Pond partners

Features - Marketing

Cross merchandise pond products with plants to generate sales

February 23, 2011
Paula Biles

“Sell the sizzle, not the steak.”
In tough economic times it’s crucial to utilize smart marketing—to sell benefits, not features. In fact, the “sizzle” quote is from Elmer Wheeler, who formulated his sales strategy during that “other” Depression. Today, selling “sizzle” is just as relevant for pond liner as it is for automobiles.

Aquatic plants and colorful fish sell liner—not listings of chemical properties or boring black rolls in the back of a garden center. Cross merchandising aquatic plants with pond hard-goods is essential to demonstrate the benefits and joys of pond ownership. Plants are the reason why people have water gardens, so use them to show the product benefits found in those boring boxes, bottles and fittings that lurk in a not-particularly-attractive area of your store.

Appeal to senses and emotions
No matter how sexy you think a bottle of water clarifier is, it can’t attract customers like a pond with sparkling water, beautiful lilies and darting goldfish. Even a small display pond or tank with plants can appeal to the senses and attract more buyers. Showing the ultimate benefits of pond chemicals is what will help you clinch the sale. A water garden display can also help sell pond liner, pumps, filters and recommended maintenance supplies. Plus, providing aquatic sights and sounds will sell plants while attracting potential new customers for both living and inanimate pond products.

Aquatic plants appeal to the senses in a big way. They are colorful, and many have variegated foliage that puts on a show even when they are not blooming. A lush water garden display encourages customers to linger and imagine the pond in their own backyard, which is not something that happens while viewing a shelf of pumps. Terrestrial plants can even be creatively and effectively used to show off pond hard-goods.

Integrate goods with plants
Create display ponds in prominent locations to showcase products and plants. Be sure to include attractive, easily readable signage with details about the pumps, filters and other accessories used to create the relaxing retreats.

Getting customers from the hard-good shelves to the display tanks and ponds is important. Use signage and banners to direct them, making use of gorgeous photos of ponds and their inhabitants. Some stores even use floor labels and footsteps to direct buyers toward displays where they can see the products in action. Training your checkout personnel and staff is also crucial; they have the perfect cross merchandising opportunities. Devise the correct phrases for them to use and have them practice in different scenarios.

Learn and adapt from supermarkets, which have finally learned to sell the benefits of boring grocery products with recipe cards, tasting stations and chefs creating actual recipes in the store. In essence, grocery stores are attracting buyers through their senses and emotions. Follow your new strategies on-site and in all your advertising.

Cross selling plants with hard goods does more than sell additional hard goods.
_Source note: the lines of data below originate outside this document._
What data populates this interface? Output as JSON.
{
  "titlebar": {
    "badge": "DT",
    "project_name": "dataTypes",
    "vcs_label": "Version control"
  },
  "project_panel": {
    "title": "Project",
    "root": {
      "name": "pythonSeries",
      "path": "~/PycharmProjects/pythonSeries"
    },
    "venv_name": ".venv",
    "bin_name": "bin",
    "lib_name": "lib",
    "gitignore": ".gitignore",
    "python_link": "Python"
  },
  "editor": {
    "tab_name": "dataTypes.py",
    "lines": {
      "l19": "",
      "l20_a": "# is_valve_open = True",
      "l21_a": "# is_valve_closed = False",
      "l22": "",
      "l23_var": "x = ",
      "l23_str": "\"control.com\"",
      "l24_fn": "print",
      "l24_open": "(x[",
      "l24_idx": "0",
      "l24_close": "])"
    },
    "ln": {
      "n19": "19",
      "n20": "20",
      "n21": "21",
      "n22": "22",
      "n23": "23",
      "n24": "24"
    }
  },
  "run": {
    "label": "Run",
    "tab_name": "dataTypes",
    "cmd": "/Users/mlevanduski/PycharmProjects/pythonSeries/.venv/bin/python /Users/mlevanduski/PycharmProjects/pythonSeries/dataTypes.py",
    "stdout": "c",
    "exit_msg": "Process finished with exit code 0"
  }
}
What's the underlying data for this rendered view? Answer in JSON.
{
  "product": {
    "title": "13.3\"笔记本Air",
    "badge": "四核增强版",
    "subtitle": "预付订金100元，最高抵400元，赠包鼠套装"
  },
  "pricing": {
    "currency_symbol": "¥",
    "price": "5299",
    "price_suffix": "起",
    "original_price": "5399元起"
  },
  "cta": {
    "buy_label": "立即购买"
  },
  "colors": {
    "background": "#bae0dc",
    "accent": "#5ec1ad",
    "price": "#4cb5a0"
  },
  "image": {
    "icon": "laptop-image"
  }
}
Plant sales will increase in both the short and long term, since plant folks always want to add to their gardens and try something new. Aquatic stuff (plants and fish) generates sales of ponds, from small container water-gardens to larger installations. And surveys show that people who have ponds often want another pond, almost always larger than the first.

The serenity of a water garden, complete with plants and fish will attract people. It will make your garden center a destination, not just a pit stop to buy unloved pond hardware. The display will also serve as a reward for all your customers, providing a relaxing experience amidst the shopping bustle. And on a different level, plants appeal to Generation X and Y customers who want to be environmentally responsible. They are “green,” figuratively and literally.

Freelance contributor Paula Biles is a speaker, photographer, award-winning co-author of “The Lotus: Know it and Grow it” and former executive director of the International Waterlily & Water Gardening Society. Contact her at pbee@aol.com.